The Church Lady does not approve.

The Church Lady does not approve.

The latest round of this back-and-forth consists of a series of screenshot images purportedly of Julie Naye’s website. The images are being circulated by Jen Raiffie, an Adams County “Tea Party” activist who has been vocal in support of House over the affair allegations. We are unable to verify any of these images as authentic, but they do appear to make the case that Naye is some kind of paid sex worker. At least one image contains text that implies racism in Naye’s alleged business practices, specifically that she “declines the African American Male.”

So let’s assume for argument’s sake that these images are authentic.
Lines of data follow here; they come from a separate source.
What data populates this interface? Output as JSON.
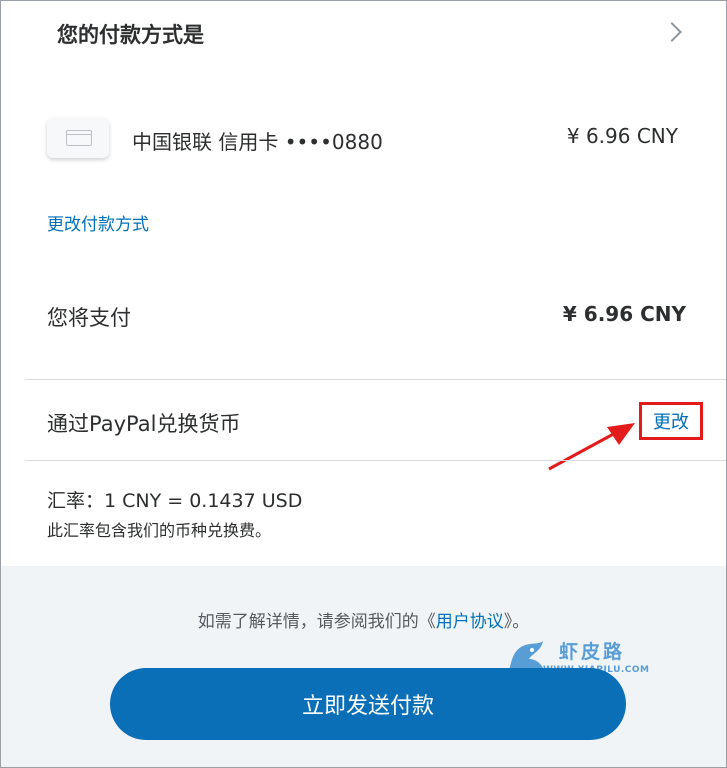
{
  "header": {
    "title": "您的付款方式是"
  },
  "payment_method": {
    "card_label": "中国银联 信用卡 ••••0880",
    "amount": "¥ 6.96 CNY",
    "change_link": "更改付款方式"
  },
  "total": {
    "label": "您将支付",
    "amount": "¥ 6.96 CNY"
  },
  "conversion": {
    "label": "通过PayPal兑换货币",
    "change_link": "更改",
    "rate": "汇率：1 CNY = 0.1437 USD",
    "note": "此汇率包含我们的币种兑换费。"
  },
  "footer": {
    "agreement_prefix": "如需了解详情，请参阅我们的《",
    "agreement_link": "用户协议",
    "agreement_suffix": "》。",
    "pay_button": "立即发送付款"
  },
  "watermark": {
    "text": "虾皮路",
    "sub": "WWW.XIAPILU.COM"
  },
  "colors": {
    "link": "#0070ba",
    "button": "#0b6fb8",
    "highlight": "#e31b1b",
    "footer_bg": "#f0f4f7"
  }
}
Yes, it’s politically a black eye for people like Tancredo, or even Mitt Romney of whom photos with Naye exist (see top right). But does it justify blackmailing Steve House as some are claiming today? Of course not. If anything, it’s another data point against the people who went after House. The absolute worst-case scenario here in no way justifies criminal extortion involving the state’s top law enforcement officer.
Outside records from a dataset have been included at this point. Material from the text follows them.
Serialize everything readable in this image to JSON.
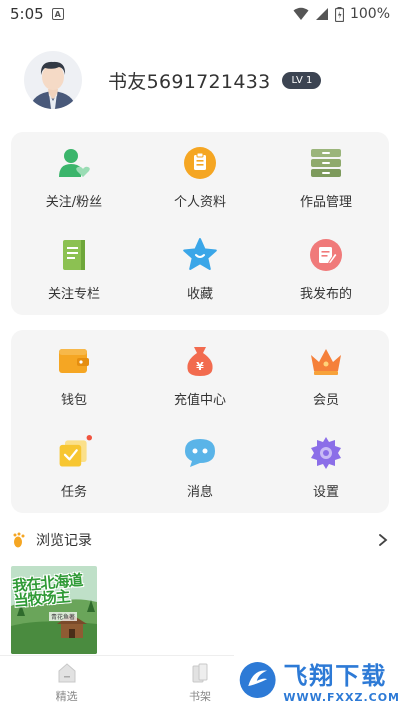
{
  "status_bar": {
    "time": "5:05",
    "battery_percent": "100%"
  },
  "profile": {
    "username": "书友5691721433",
    "level": "LV 1"
  },
  "panel_one": {
    "items": [
      {
        "label": "关注/粉丝",
        "icon": "follow-fans-icon",
        "color": "#3bb56b"
      },
      {
        "label": "个人资料",
        "icon": "profile-clipboard-icon",
        "color": "#f5a623"
      },
      {
        "label": "作品管理",
        "icon": "works-drawer-icon",
        "color": "#8faa6c"
      },
      {
        "label": "关注专栏",
        "icon": "column-notebook-icon",
        "color": "#8cc152"
      },
      {
        "label": "收藏",
        "icon": "star-icon",
        "color": "#3aa6e8"
      },
      {
        "label": "我发布的",
        "icon": "published-icon",
        "color": "#f07a7a"
      }
    ]
  },
  "panel_two": {
    "items": [
      {
        "label": "钱包",
        "icon": "wallet-icon",
        "color": "#f5a623"
      },
      {
        "label": "充值中心",
        "icon": "money-bag-icon",
        "color": "#f26b4f"
      },
      {
        "label": "会员",
        "icon": "crown-icon",
        "color": "#f5803a"
      },
      {
        "label": "任务",
        "icon": "task-icon",
        "color": "#f7c631"
      },
      {
        "label": "消息",
        "icon": "message-bubble-icon",
        "color": "#5ab4e8"
      },
      {
        "label": "设置",
        "icon": "gear-icon",
        "color": "#8b6ee8"
      }
    ]
  },
  "history": {
    "title": "浏览记录",
    "book": {
      "cover_title": "我在北海道\n当牧场主",
      "cover_author": "青花鱼著"
    }
  },
  "bottom_nav": {
    "items": [
      {
        "label": "精选",
        "icon": "home-icon"
      },
      {
        "label": "书架",
        "icon": "bookshelf-icon"
      }
    ]
  },
  "watermark": {
    "title": "飞翔下载",
    "url": "WWW.FXXZ.COM"
  }
}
Obsession with salacious rumors may be exciting, especially for gossipy moral conservative types. But in the eyes of the law, it’s not what matters–nor will it save Coffman from a criminal investigation that we continue to hear is ongoing.
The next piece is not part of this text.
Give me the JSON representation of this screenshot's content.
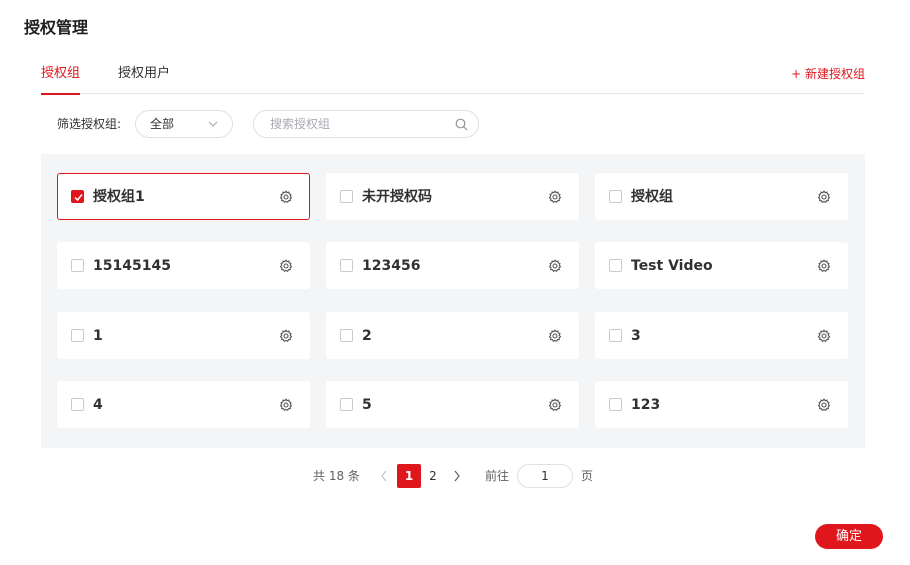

All that matters is what House’s enemies did with those rumors.

Bipartisan support for Colorado’s clean-air laws undermines accusation of Obama overreach

(Promoted by Colorado Pols)

Attorney General Cynthia Coffman.

Attorney General Cynthia Coffman.

It’s irritating when officials and pundits here in Colorado grandstand about President Obama’s climate change initiatives as being overreach, without pointing out that, as a matter of fact, state efforts to regulate global-warming emissions from power plants have won bipartisan support.

An article in The Denver Post last month reported that Attorney General Cynthia Coffman has decided to sue the federal government to stop Obama’s Clean Coal Plan, which aims to cut carbon dioxide emissions in Colorado by 28 percent from 2012 levels over the next 15 years.

The Post reported that “Coffman describes the measure as another EPA and Obama administration authority overreach.”

To its credit, The Post added this fact:

Colorado lawmakers under a Clean Air, Clean Jobs Act in 2010 required regulated utilities to develop plans for reducing air pollution. These plans launched utilities on efforts to replace coal plants with energy generated using renewable sources and natural gas.

Omitted, however, is the crucial information that Colorado’s Clean Air, Clean Jobs of 2010 received bipartisan support, getting the votes of numerous GOP lawmakers in the Colorado legislature, including muckety-muck Republicans like former state senators Josh Penry and Greg Brophy and former state representatives Frank McNulty, Ellen Roberts, and Amy Stephens.

Thanks to the 2010 law, and other state measures, some of which admittedly had less bipartisan support, Colorado already has a plan to reach 70 percent of the reductions mandated by Obama’s Clean Coal Plan, according to Western Resource Advocates.

Colorado has worked in a bipartisan way to address climate change, and the attorney general should be asked to explain why she’s politicizing and wasting time on a lawsuit that runs counter to  Colorado’s approach to this issue.